+++ Given records

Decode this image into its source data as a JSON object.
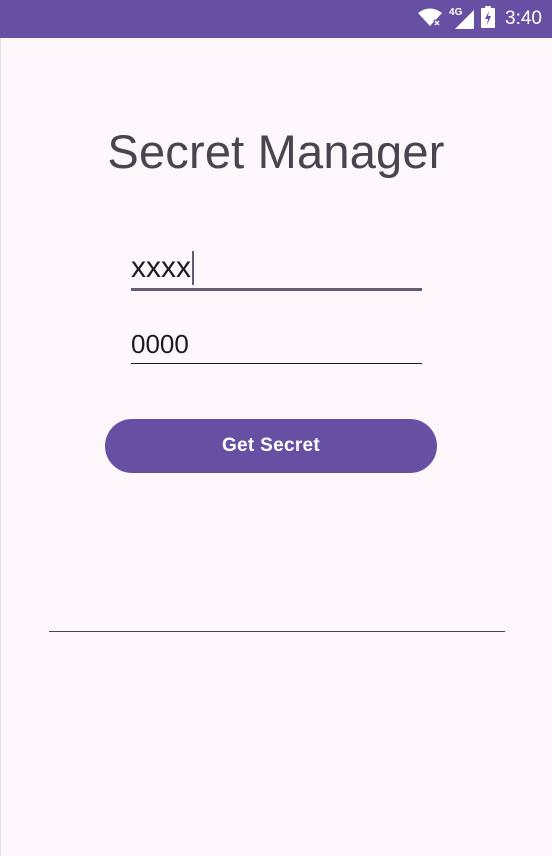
{
  "status_bar": {
    "network_label": "4G",
    "time": "3:40",
    "icons": [
      "wifi-icon",
      "cell-signal-icon",
      "battery-charging-icon"
    ]
  },
  "app": {
    "title": "Secret Manager"
  },
  "form": {
    "field1_value": "xxxx",
    "field2_value": "0000",
    "button_label": "Get Secret"
  },
  "colors": {
    "accent": "#6750a4",
    "background": "#fdf7fc",
    "text": "#1c1b1f",
    "title_text": "#49454f"
  }
}
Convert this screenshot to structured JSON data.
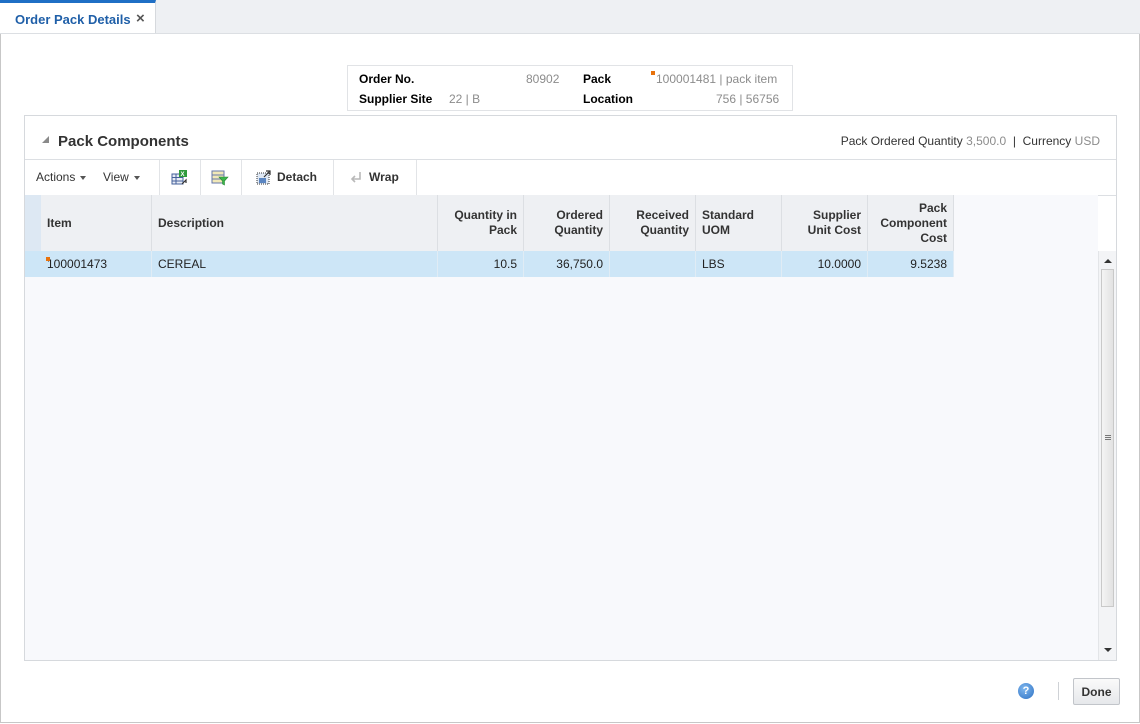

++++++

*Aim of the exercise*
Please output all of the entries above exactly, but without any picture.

*Answer section*
Decode this image into its source data as a JSON object.
{
  "status_bar": {
    "network_label": "4G",
    "time": "3:40",
    "icons": [
      "wifi-icon",
      "cell-signal-icon",
      "battery-charging-icon"
    ]
  },
  "app": {
    "title": "Secret Manager"
  },
  "form": {
    "field1_value": "xxxx",
    "field2_value": "0000",
    "button_label": "Get Secret"
  },
  "colors": {
    "accent": "#6750a4",
    "background": "#fdf7fc",
    "text": "#1c1b1f",
    "title_text": "#49454f"
  }
}
Convert this screenshot to structured JSON data.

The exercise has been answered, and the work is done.